If we think social media has too much influence on public opinion these days, we might reflect on the unfortunate Marie Antoinette’s experience in the famous “Diamond Necklace” scandal. There might have been lots of things for the common people to hold against Marie Antoinette, but this shouldn’t have been one of them. It was all down to a conwoman known as Jeanne de la Motte.
A necklace commissioned by Louis XV for his mistress at a cost of around $14 million in today’s money was looking for a buyer after Louis’ death. Marie Antoinette wasn’t interested in buying it, but Jeanne de la Motte was offered a commission by the jewellers if she could get it sold. She convinced an out-of-favour courtier, Cardinal de Rohan, to buy it, supposedly on behalf of the Queen. To do this she hired a prostitute who looked like Marie Antoinette to meet with the Cardinal in the palace gardens by moonlight, and faked letters from Marie Antoinette asking him to buy the necklace secretly. He did, on credit, but Jeanne’s husband took the necklace to London and broke it up to sell the diamonds. Meanwhile, de Rohan was expecting thanks and repayment from the Queen. When he didn’t get either the whole thing blew up.

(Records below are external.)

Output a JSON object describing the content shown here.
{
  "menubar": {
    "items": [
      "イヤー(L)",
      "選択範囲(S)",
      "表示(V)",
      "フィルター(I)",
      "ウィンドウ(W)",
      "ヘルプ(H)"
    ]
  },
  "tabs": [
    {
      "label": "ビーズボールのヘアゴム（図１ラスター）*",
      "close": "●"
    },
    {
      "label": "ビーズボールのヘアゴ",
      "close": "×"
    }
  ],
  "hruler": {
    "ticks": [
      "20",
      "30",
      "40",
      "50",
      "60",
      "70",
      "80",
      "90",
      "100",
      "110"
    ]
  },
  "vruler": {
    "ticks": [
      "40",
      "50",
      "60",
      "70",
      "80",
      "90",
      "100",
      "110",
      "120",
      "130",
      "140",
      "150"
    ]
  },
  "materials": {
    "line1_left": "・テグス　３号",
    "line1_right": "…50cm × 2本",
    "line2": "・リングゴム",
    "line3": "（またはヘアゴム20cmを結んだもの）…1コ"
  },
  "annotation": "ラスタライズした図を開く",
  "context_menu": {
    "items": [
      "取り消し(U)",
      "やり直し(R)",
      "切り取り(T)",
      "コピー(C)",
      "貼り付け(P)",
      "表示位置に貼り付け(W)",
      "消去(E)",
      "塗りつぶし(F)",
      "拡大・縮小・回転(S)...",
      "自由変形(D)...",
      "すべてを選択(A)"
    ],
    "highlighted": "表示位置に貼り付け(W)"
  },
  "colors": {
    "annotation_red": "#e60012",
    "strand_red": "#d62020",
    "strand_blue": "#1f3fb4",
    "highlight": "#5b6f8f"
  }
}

In the subsequent trial of de Rohan, de la Motte and the prostitute Nicole Leguay, public opinion was soundly on the side of the defendants. Cardinal Rohan had been duped because he was too innocent and eager, the prostitute was an innocent girl sucked into a sordid world, even Jeanne was painted as a sympathetic noblewoman down on her luck who had been driven by poverty to make bad choices. Everyone, it seems, was given a pass except the Queen, who somehow came off as a vindictive harpy who had purposely set the whole thing in motion to destroy Rohan…
Jeanne de la Motte was found guilty and there was no finding against the queen. But to the public she was a rotten manipulative shrew, who was all too eager to destroy anyone who stood between her and some shiny things.
The Revolution was only four years away. Who needs Facebook?
The quotes are from Mike Duncan’s podcast Revolutions, which is highly recommended.
Image: By Jebulon – Own work, Public Domain, https://commons.wikimedia.org/w/index.php?curid=11383484